(Vima, March 18, 2001)
The game currently being played in the Balkans is a particularly interesting one. The international community decidedto universal approvalthat peace requires a showdown with the Albanian extremists in South Serbia and FYROM. The international community is right. If nothing is done about the Albanian extremists in these two areas, and (an older problem) if the Kosovars are not brought to reason, then were in for a bad time. Which we dont want. The same thing happened with expansionist nationalism of the Serbs, but that was considered just by the anti-imperialists even when it was busy massacring people.
Is there another viewpoint? Internationally, no. With two exceptions: those same Albanian extremists, and the anti-imperialists who keep on saying NATO go home and let the people solve their own problems. That is, keep on massacring each other until some one comes out on top. This is what the anti-imperialists call a struggle for peace and national freedom against the New Order [ ].
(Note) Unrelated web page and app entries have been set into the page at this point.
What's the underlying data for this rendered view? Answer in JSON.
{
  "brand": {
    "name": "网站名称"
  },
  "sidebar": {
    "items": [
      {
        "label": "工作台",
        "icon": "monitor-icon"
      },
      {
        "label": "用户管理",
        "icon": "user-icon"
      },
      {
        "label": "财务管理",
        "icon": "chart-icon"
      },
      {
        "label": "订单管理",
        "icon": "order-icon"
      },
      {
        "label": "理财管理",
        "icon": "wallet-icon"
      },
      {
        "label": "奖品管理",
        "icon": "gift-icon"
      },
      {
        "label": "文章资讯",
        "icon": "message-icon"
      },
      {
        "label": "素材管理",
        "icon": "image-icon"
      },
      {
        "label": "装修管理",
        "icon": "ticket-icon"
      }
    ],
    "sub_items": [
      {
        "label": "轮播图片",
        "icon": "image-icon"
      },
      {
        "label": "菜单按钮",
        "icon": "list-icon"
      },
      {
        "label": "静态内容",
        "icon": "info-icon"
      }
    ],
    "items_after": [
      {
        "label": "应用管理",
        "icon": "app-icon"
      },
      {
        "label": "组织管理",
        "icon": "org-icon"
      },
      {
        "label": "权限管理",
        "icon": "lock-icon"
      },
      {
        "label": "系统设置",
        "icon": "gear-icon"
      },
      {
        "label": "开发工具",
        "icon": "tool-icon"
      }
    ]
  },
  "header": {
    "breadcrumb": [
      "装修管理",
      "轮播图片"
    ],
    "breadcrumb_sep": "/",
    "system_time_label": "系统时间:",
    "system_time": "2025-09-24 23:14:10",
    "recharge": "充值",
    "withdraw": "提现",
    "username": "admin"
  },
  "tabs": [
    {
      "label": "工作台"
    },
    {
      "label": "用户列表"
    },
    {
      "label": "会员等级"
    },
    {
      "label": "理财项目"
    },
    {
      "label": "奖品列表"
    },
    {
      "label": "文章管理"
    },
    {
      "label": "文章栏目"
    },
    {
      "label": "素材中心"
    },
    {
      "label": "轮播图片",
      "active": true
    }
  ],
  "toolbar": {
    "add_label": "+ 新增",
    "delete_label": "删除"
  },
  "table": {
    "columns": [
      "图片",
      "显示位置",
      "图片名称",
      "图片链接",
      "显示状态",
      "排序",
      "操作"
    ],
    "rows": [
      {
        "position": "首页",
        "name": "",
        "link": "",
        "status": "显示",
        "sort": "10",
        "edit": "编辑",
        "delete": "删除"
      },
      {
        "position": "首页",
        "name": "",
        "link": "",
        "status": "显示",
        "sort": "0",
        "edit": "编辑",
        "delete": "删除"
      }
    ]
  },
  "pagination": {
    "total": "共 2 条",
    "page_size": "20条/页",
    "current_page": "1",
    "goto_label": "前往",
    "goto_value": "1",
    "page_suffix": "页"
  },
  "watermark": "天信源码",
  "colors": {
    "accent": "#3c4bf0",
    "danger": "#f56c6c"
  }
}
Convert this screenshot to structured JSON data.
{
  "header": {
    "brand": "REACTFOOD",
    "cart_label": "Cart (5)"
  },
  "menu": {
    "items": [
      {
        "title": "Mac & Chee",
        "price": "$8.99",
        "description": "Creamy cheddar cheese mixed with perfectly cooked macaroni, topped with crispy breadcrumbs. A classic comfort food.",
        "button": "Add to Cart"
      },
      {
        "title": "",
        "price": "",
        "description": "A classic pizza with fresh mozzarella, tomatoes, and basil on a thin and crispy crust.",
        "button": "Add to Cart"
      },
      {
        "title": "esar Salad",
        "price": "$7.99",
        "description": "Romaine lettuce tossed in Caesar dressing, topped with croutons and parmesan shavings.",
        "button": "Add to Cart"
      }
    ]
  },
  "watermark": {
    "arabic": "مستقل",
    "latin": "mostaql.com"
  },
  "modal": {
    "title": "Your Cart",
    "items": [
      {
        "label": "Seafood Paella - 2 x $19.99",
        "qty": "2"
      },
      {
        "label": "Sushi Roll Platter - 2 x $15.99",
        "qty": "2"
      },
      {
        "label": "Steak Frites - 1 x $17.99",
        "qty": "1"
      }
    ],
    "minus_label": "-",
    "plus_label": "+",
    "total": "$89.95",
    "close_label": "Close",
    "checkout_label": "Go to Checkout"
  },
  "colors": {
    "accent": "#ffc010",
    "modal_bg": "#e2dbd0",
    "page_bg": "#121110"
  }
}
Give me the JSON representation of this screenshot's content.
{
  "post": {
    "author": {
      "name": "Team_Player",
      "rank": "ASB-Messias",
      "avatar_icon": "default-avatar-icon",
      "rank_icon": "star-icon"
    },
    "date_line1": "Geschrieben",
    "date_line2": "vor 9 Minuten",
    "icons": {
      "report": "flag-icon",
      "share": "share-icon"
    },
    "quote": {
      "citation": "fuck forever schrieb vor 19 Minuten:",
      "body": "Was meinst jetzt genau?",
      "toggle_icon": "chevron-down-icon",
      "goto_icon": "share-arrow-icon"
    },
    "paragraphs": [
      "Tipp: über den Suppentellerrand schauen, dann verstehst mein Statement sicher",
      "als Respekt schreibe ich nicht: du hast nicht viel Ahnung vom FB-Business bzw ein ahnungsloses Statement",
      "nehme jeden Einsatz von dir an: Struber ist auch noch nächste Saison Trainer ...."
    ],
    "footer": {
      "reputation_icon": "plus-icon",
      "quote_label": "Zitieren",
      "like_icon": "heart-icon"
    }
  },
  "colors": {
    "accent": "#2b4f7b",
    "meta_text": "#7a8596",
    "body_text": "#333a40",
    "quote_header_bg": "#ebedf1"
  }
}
But lets get back to the Albanians. The West saved the Kosovars from ethnic cleansing, and that was a Good Thing. It failed, however, to trace a clear policy for an internationally accepted future for them and for the Kosovar Serbs.
Officially the plan is for a multicultural autonomy with no border changes. But what is to happen to the regions of South Serbia where the Albanian minority constitutes a local majority? No one paid any attention to them. Or to the Albanian-speaking areas of FYROM. The groundswell of nationalism that rose up in neighbouring Kosovo in response to the ethnic cleansing of Milosevic, the lack of investment, the large scale unemployment, the sense in local populations that the others are trampling their rights, are enough to explain the extremists and the mafias.
Purely military solutions do not lead to real peace. Serbia (which has probably understood this) and FYROM have to establish different relations with their non-Slav citizens. Serbia has to recognise once and for all the full autonomy of Kosovo and the right of the Albanian minority in the South to self-determination. And FYROM has to understand that its Albanians are a community and not a minority. A truce has no point if it does not lead to political dialogue.
Only bold solutions can save the Balkans. Nationalism leads to new catastrophes. Our politicians have to stress this. And they must not forget that their problems are ours as well.